Asset management systems have come a long way in a fairly short time. The technology has become more powerful and the functionality more sophisticated. IT systems are now a critical component of the asset management industry; the effectiveness and efficiency of firms can be severely reduced by the failure of individual systems.
But how did we get to where we are today?
How far have we come and what can we expect the asset management solutions of the future to look like? Let's take a look at what I think we can identify as the four ‘ages’.
The Asset Management Age
What we think of as asset management in financial services is really a sub-set of a much broader discipline. In the broadest sense, asset management is the management of entities that have a value, where an entity could be a solid physical thing like a car or a building, or something less tangible like a share of the equity in a company. Asset management systems help people to keep track of their assets as they are bought, maintained, and eventually disposed of.
The first system used in financial services were structurally similar to those used in all forms of asset management: they stored information about what assets were held, where they were held, when they were acquired, how much they cost, and how much they are worth now.
The Investment Management Age
As the processes of making and implementing investment decisions became more complex, we needed a more specialized type of solution. Portfolio managers needed systems that would help them to monitor investment portfolios more effectively. They needed systems that would view a portfolio not just as a collection of asset holdings but as a set of individual sources of value, each of which is subject to different and complex factors that determine its value.
Portfolio management systems were developed to provide portfolio managers with more accurate, up to date, and complete information about the sources of value in their portfolios. Investment operations systems (confirmations, settlements, treasury management, etc.) were developed to enable operations staff to implement investment decisions more effectively and consistently.
The Business Management Age
Asset management organizations are businesses that need to generate profits and that have exposures and liabilities that need to be managed. So as the industry evolved, leveraging a broader range of more complex sources of value such as derivatives, there was a growing need for more effective business management.
Compliance systems, performance measurement systems, and risk management systems were developed to provide middle office functions with the ability to independently monitor the operation of front office and back office teams, and the risks to which individual portfolios and the business as a whole were exposed.
The Client Management Age
Since the dot-com bubble, asset management organizations have focused more and more on the needs of investors, and this trend became much more pronounced following the Global Financial Crisis of 2008. Asset management organizations have had to adjust their perspective from a largely internal one to a largely external one, in which the objectives, needs and interests of their clients have become of primary importance.
And so we come to the present, where the need is for systems that provide better explanations of where value is being added or lost, and much more detail and transparency about the activities of asset management organizations at trade-, client-, fund-, and market-level. Much of the emphasis is now on the visualisation and accessibility of investment information for the investors themselves. In system terms this relates to client communications systems, client management systems and client portals.

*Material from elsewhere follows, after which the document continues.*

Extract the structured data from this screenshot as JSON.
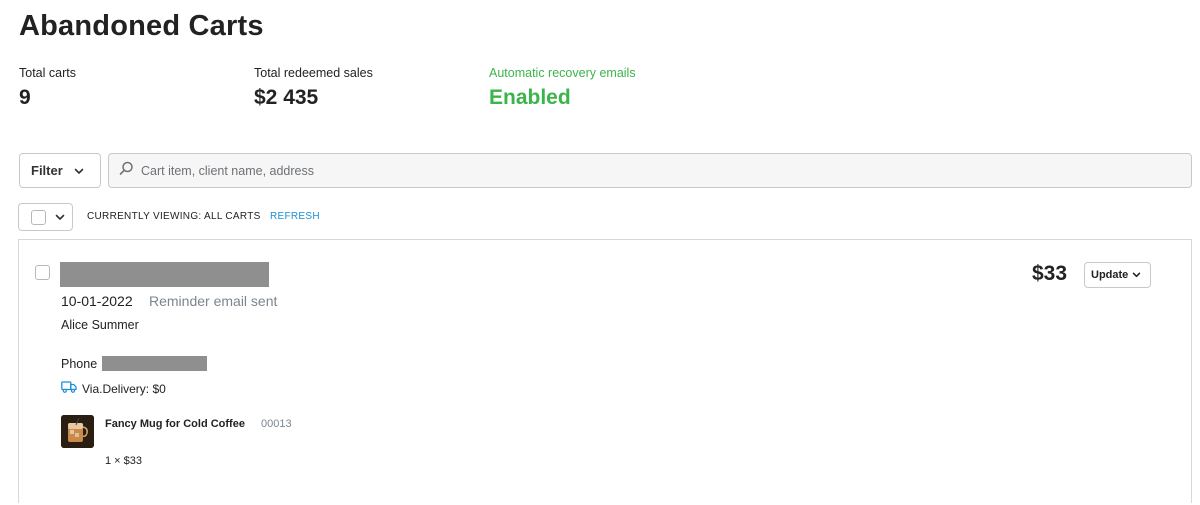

The Changing Landscape
As we moved from one age to the next, the focus shifted to a new class of system, however the development of the systems introduced in the previous age didn’t stop. They became mainstream components of the system platforms in asset management organizations, but their product roadmaps had to be re-aligned with the shift in focus in order to adapt them to the new business needs.
But there hasn’t just been a shift in focus from one type of system to another. There have also been sustained and continuing changes in the overall system landscape:
- Systems have changed from asset-centric to asset-agnostic; no longer do we have separate specialized system for equities and bonds.
- System platform architectures have become holistic to ensure that all of the individual systems comprising the enterprise platform share a common and consistent set of data.
Where next for asset management systems?
Perhaps the next significant change will actually move us away from the simple notion of asset management. What I mean by this is that investment management strategies are now much more complex than the old buy-and-hold approach of the Asset Management Age. We now have absolute return strategies, liability-driven investment strategies, structured products, multi-asset investment strategies, and so on. Are we at the point where we don’t just need systems to manage assets within strategies, but also systems that manage the strategies themselves?
An ever-growing number of asset managers around the world rely on BI-SAM to improve their performance measurement capabilities, and thereby their investment strategies.